When we left Mr. Johnson, he was still in Graniteville, California. He’s since left that town and is on his way toward Reno, Nevada.

“Webber’s Lake — In reaching this place, about midway is an old log cabin, built of handsome timber, the logs of which it is composed are dove-tailed at the corners, making a very strong and durable building. When the stages formerly ran over this road from Virginia City to Marysville, before the Central Pacific Railroad was built, this trail was a good road, but since the building of the railroad this, as well as many another good road, has been neglected, especially the part running through the Sardinian Valley, a distance of seventy miles.

“About two miles distant from this log cabin is the summit of the mountain, which rises from the lake to a height of two thousand feet. The scenery from the summit is lovely, in fact everything around was beautiful, while on my right are the Sierras covered with snow. In traveling along, the lake is on my right going east, on my left were many buildings, one was large, and evidently a hotel, situated directly in front of the lake. The road passed between the lake and the buildings; from the hotel to the water was only about four rods. The length of the lake is one mile; the width about half a mile, many boats were on the shore. On my arrival, I asked for ‘Dr. Webber.’

“A tall man, about seventy-five years of age, answered me, saying, ‘My name is Webber, I answer to Doctor Webber.’ ‘I stopped at a hotel about four miles from Grass Valley, and the proprietor gave me this note to give you on my arrival, here it is.’ The doctor read aloud: ‘This traveler called at my hotel and said that he was from Eureka, with horse, carriage, and cow going East, to Massachusetts. I told him to follow the old Fermis trail to Reno, and on reaching Webber’s Lake, to stop and give this note to Doctor Webber. From, John Clark.’

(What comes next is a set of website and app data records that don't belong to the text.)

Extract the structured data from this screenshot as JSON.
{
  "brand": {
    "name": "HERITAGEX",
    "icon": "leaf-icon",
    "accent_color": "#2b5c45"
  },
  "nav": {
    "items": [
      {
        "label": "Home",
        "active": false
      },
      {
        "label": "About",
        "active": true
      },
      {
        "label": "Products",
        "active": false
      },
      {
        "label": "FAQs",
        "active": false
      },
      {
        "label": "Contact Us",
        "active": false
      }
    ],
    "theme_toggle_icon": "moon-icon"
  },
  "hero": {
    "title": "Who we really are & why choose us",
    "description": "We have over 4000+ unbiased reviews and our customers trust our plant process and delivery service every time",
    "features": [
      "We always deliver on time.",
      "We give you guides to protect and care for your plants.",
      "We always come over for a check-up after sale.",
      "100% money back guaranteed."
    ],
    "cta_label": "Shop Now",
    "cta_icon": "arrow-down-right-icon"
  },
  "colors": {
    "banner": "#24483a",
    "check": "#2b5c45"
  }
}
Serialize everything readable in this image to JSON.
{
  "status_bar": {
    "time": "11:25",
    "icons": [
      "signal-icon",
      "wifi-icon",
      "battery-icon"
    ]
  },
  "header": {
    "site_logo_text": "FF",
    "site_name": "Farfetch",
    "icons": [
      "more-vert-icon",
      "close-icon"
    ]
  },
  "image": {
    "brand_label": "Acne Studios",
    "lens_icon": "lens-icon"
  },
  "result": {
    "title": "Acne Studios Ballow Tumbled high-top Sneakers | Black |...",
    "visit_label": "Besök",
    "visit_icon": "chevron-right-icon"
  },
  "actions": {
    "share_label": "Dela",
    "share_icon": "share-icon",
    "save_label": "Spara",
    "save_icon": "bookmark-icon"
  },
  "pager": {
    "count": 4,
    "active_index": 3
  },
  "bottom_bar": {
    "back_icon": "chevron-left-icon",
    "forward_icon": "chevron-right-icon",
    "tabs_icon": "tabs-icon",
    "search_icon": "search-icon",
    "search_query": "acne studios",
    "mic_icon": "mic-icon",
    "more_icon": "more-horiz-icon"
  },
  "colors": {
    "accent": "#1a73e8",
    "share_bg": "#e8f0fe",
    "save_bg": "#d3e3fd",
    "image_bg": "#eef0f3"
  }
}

“‘Stranger, walk into my office; sit down. You are from Eureka and going East, to Massachusetts, your old home, and with that outfit; it will take some grit.’ ‘I am.’ ‘Don’t you like California?’ ‘I like the East much better.’ ‘How long have you been in the state?’ ‘About two years, or a little more.’ ‘Have you been in Eureka all that time?’ ‘I have, sir.’ ‘I do not wonder that you do not like that part of California, where the sands blow like the snows of the East. No wonder you are anxious to get back to old Massachusetts; I know all about this state, having traveled it all over. I think I am situated here the best of any one. Look at my surroundings; look at that beautiful sheet of water; look at the green grass; we do not have to pump water on our lands to keep them from drying up. No, not a bit of it. Look on yonder mountain; see those white caps, they are white by night as well as day; they are white from the first of August to the first of August the next year.’

“[I replied,] ‘Doctor, you have here a delightful situation, I would like to stop with you overnight; here is good grass to which my cattle will testify, I shall soon be where there is none; am I not right?’ ‘You are; when you get into Nevada you will often think of me; what can I do for you?’ ‘I would like to picket my cattle where the grass is short and sweet, not where you intend to cut for hay. I suppose you make hay of that tall grass?’ ‘I do; yonder is a good white clover patch, take your cattle there, turn them loose if you dare do so; they will do no harm. Our tea will soon be ready and come in, perhaps you will find something you do not carry. Do not refuse when one asks you; traveling as you are, accept the invitation, you are right welcome.’

“I went to see that my cattle were all right and having their supper and returned to the hotel for my own. After supper I got a pail and milked the cow, and carried it to the doctor saying, ‘My cow sends this pail of milk to you in return for the grass she has and is now devouring; please accept it.’ We sat in front of the house talking on every subject, when two hacks with four ladies and gentlemen drove up from Reno, who were coming to make a visit of three or four days at this pleasant resort.”

[to be continued tomorrow]